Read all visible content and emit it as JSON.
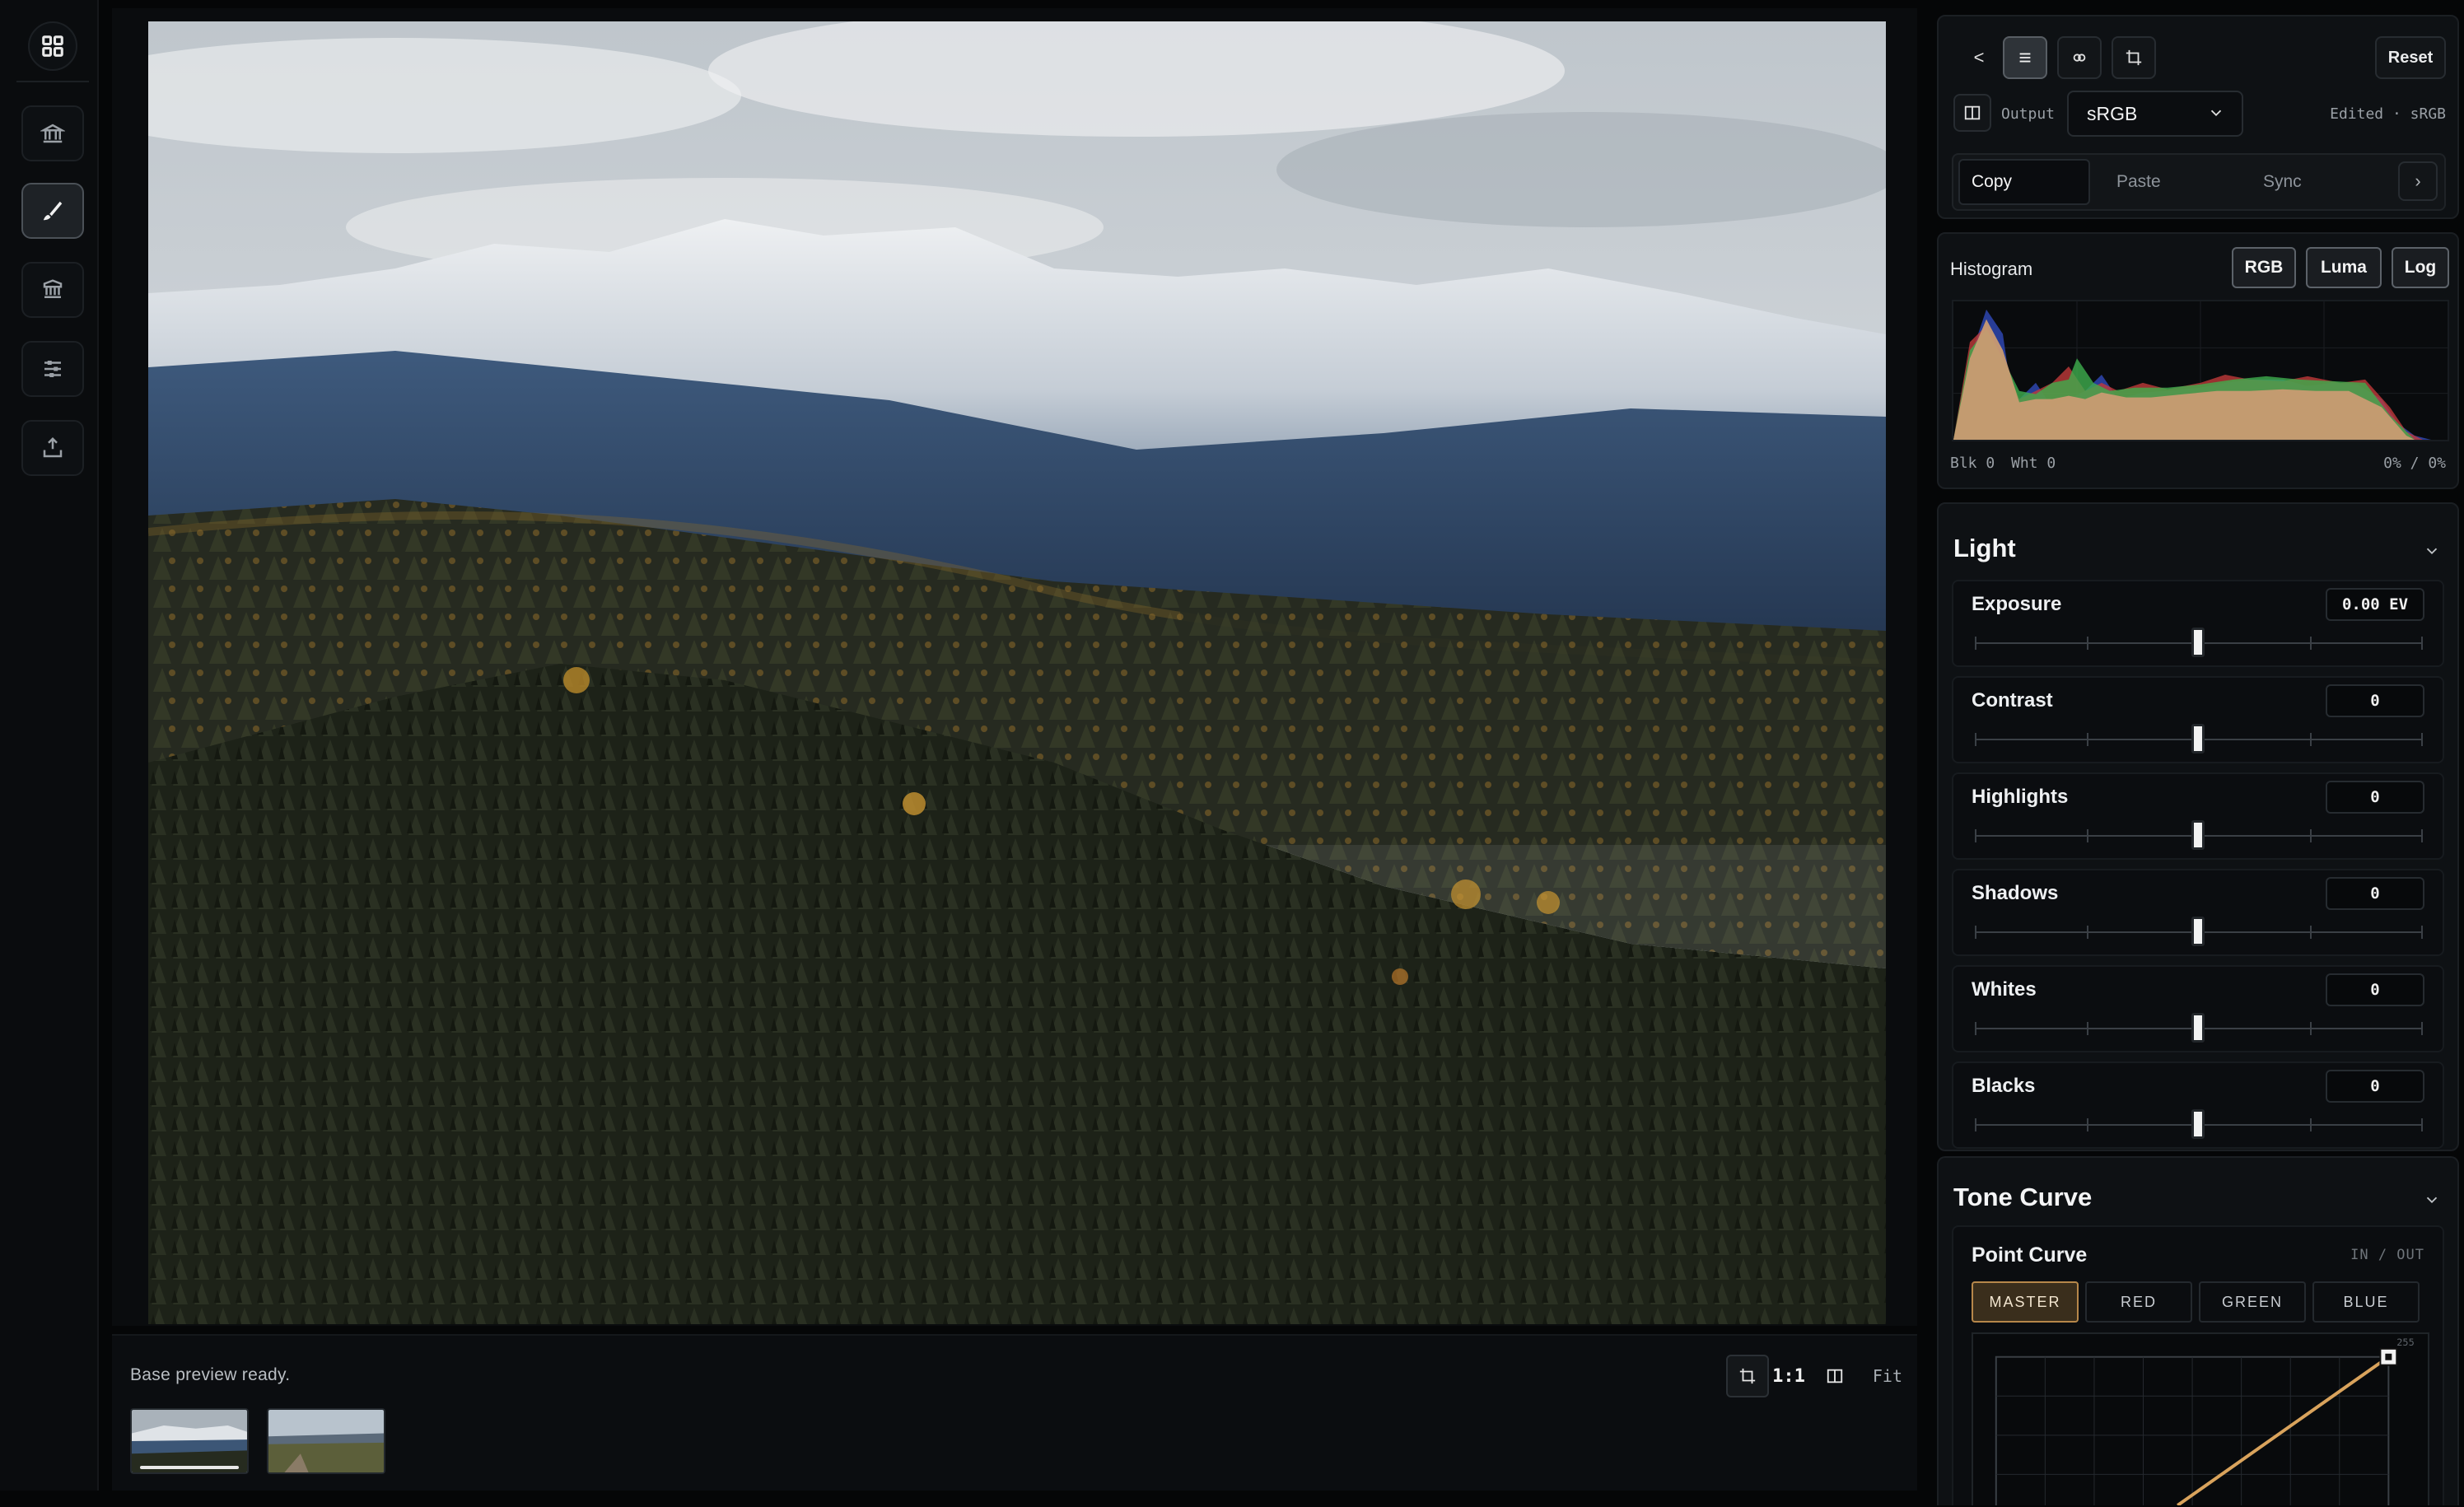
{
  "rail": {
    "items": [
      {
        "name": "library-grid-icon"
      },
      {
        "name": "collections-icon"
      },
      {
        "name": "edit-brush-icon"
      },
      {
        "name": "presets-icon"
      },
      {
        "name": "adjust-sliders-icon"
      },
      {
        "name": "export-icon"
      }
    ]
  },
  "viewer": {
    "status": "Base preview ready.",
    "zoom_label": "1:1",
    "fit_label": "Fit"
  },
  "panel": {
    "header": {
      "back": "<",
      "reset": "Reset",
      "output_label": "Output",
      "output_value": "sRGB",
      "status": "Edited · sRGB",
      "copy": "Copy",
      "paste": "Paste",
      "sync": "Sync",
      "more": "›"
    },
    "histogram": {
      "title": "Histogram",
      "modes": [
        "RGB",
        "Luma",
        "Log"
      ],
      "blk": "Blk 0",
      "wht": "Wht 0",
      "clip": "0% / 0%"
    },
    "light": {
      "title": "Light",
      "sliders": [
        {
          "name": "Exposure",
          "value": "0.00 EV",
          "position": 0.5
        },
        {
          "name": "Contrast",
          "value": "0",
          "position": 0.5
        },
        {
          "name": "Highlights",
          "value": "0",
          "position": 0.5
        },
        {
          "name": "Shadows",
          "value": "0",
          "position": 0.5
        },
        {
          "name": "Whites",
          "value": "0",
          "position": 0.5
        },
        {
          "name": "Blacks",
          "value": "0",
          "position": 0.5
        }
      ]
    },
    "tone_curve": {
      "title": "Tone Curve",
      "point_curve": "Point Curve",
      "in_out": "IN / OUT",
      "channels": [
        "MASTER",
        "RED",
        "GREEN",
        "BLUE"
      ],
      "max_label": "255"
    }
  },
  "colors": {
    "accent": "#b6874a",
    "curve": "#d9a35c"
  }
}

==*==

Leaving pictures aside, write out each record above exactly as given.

● Finished task
Read all visible content and emit it as JSON.
{
  "rail": {
    "items": [
      {
        "name": "library-grid-icon"
      },
      {
        "name": "collections-icon"
      },
      {
        "name": "edit-brush-icon"
      },
      {
        "name": "presets-icon"
      },
      {
        "name": "adjust-sliders-icon"
      },
      {
        "name": "export-icon"
      }
    ]
  },
  "viewer": {
    "status": "Base preview ready.",
    "zoom_label": "1:1",
    "fit_label": "Fit"
  },
  "panel": {
    "header": {
      "back": "<",
      "reset": "Reset",
      "output_label": "Output",
      "output_value": "sRGB",
      "status": "Edited · sRGB",
      "copy": "Copy",
      "paste": "Paste",
      "sync": "Sync",
      "more": "›"
    },
    "histogram": {
      "title": "Histogram",
      "modes": [
        "RGB",
        "Luma",
        "Log"
      ],
      "blk": "Blk 0",
      "wht": "Wht 0",
      "clip": "0% / 0%"
    },
    "light": {
      "title": "Light",
      "sliders": [
        {
          "name": "Exposure",
          "value": "0.00 EV",
          "position": 0.5
        },
        {
          "name": "Contrast",
          "value": "0",
          "position": 0.5
        },
        {
          "name": "Highlights",
          "value": "0",
          "position": 0.5
        },
        {
          "name": "Shadows",
          "value": "0",
          "position": 0.5
        },
        {
          "name": "Whites",
          "value": "0",
          "position": 0.5
        },
        {
          "name": "Blacks",
          "value": "0",
          "position": 0.5
        }
      ]
    },
    "tone_curve": {
      "title": "Tone Curve",
      "point_curve": "Point Curve",
      "in_out": "IN / OUT",
      "channels": [
        "MASTER",
        "RED",
        "GREEN",
        "BLUE"
      ],
      "max_label": "255"
    }
  },
  "colors": {
    "accent": "#b6874a",
    "curve": "#d9a35c"
  }
}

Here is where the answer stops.